Once you’re truly at east with the technical side of things, you’ll need to get into open-water swimming. Water temperature, currents, lack of lanes, buoys and poor underwater visibility are all parameters that can be unsettling. Training in the same conditions as you’ll find in the actual competition is key to effective training. This especially applies to D-Day, as you’ll be surrounded by other athletes. You’ll need to know how to concentrate on your goals, despite any potential jostling. Running, even for just a few minutes, just after your swimming training session is always a good idea. The body isn’t used to this type of effort, so, again, it’s useful to prepare yourself by working on this transition.

PLEASE NOTE: Whenever you’re training open-water swimming, make sure to have a partner out on the water or on shore. Unnecessary risks are out of the question, and safety is key. :)


The big day is almost here!

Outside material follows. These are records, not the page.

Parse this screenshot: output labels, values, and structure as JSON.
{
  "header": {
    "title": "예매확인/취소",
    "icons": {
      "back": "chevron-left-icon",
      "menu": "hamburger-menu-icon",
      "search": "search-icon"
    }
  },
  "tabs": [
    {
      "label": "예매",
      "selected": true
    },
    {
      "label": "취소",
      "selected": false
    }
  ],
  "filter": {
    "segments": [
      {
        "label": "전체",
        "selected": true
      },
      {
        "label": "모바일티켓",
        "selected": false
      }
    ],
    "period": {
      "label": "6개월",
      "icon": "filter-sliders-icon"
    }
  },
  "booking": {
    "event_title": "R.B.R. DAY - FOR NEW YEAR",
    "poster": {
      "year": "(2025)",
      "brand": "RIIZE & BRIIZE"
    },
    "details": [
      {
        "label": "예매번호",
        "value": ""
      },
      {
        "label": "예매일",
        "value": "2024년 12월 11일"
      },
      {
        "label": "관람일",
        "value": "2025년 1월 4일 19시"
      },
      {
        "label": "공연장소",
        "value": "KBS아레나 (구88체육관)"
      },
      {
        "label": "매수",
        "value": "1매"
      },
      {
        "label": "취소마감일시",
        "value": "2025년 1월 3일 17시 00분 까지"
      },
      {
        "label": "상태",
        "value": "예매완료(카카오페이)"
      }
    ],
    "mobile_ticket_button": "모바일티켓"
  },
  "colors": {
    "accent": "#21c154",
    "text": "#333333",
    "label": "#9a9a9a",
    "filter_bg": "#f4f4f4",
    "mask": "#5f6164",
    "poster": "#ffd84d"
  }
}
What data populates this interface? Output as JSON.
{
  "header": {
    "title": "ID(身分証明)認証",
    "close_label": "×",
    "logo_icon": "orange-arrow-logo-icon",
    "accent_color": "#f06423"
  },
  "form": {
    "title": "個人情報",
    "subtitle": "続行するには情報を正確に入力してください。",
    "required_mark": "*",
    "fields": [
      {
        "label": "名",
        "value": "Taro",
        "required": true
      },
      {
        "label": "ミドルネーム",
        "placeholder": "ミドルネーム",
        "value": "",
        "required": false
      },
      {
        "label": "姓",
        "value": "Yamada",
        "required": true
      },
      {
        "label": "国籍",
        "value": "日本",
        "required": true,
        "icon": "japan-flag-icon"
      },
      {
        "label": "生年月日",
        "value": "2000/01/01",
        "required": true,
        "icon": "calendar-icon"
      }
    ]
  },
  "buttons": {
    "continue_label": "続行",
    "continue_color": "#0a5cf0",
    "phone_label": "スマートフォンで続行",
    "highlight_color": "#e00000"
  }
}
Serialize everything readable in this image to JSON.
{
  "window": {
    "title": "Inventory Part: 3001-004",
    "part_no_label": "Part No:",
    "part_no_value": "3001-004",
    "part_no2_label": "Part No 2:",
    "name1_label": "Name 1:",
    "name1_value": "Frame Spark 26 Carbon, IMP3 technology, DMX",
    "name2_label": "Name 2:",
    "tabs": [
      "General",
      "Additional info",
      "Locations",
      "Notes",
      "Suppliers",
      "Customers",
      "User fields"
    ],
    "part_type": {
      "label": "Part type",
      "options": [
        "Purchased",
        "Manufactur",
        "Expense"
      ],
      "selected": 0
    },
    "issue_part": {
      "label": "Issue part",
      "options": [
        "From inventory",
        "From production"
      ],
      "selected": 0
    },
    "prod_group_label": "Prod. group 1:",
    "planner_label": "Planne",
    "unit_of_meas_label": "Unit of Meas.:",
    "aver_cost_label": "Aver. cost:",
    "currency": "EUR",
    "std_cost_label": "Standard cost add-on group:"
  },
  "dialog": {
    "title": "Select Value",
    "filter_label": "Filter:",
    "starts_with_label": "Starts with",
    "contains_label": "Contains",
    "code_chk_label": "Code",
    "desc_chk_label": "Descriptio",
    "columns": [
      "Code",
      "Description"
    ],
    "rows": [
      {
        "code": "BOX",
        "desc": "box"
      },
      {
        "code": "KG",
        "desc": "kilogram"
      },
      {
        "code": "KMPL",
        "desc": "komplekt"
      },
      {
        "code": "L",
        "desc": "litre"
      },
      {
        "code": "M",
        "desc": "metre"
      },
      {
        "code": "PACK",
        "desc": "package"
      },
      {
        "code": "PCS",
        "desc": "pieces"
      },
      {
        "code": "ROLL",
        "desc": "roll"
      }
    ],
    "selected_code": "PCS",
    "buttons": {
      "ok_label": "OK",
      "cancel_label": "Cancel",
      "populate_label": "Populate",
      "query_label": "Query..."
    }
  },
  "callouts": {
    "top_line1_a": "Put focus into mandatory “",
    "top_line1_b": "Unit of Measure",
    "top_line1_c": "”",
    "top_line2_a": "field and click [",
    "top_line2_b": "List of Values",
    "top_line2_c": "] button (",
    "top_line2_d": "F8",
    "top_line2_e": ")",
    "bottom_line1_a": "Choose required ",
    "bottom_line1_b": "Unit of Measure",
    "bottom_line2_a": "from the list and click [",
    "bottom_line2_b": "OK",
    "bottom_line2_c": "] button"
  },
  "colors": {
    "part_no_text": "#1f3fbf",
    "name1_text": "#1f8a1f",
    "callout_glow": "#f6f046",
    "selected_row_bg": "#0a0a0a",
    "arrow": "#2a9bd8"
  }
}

Your swimming technique is sorted, your pace is sorted, training in real conditions has been sorted, and now you just need to give it your all, and most importantly, enjoy it! To avoid any unpleasant surprises on D-Day, here are my last tips.

- You have two options available concerning goggles. You can adjust your cap and then your goggles before pulling on your competition cap. This way, everything should stay put, but once the goggles are on, it is difficult to move them and the final cap may come off. Your second option is to pull on the competition cap before positioning your goggles. This will allow you to make adjustments during the event if needed, but you’re not immune to the risk of a fellow competitor accidentally pulling them off! The choice is yours!

- Get into the water, you can even try out some movements, to adjust to the water temperature before the race starts. Be careful, and try to go as long as possible before your race to avoid having issues getting into your wetsuit once wet.

- Find a strategic starting position. For your first triathlon, I’d advise starting from the back or the sides. It’s better to lose a few seconds at the start than to inadvertently get hit as you’re at the heart of the scrum!

- During the swim, don't hesitate to position yourself in a way so as to ensure that you can benefit from the impetus of another swimmer, rather than being on the receiving end of it. Whether at the feet of another triathlete or to the side, at hip-level you can take advantage of their suction to save energy. However, this doesn’t mean you don't have to keep an eye on the direction you’re heading in, as the person in front of you can make a mistake and head the wrong way. Having a visual marker is best.

Now you know all there is to know on what is needed to succeed in the swimming event of your new sporting challenge. If you want more information on particular points or training plan models, check out our other articles. By following our tips and tricks during your preparation, you’ll be diving into your triathlon in confidence on D-Day. Who knows, maybe you’ll go beyond simply finishing the race to finishing with an impressive time!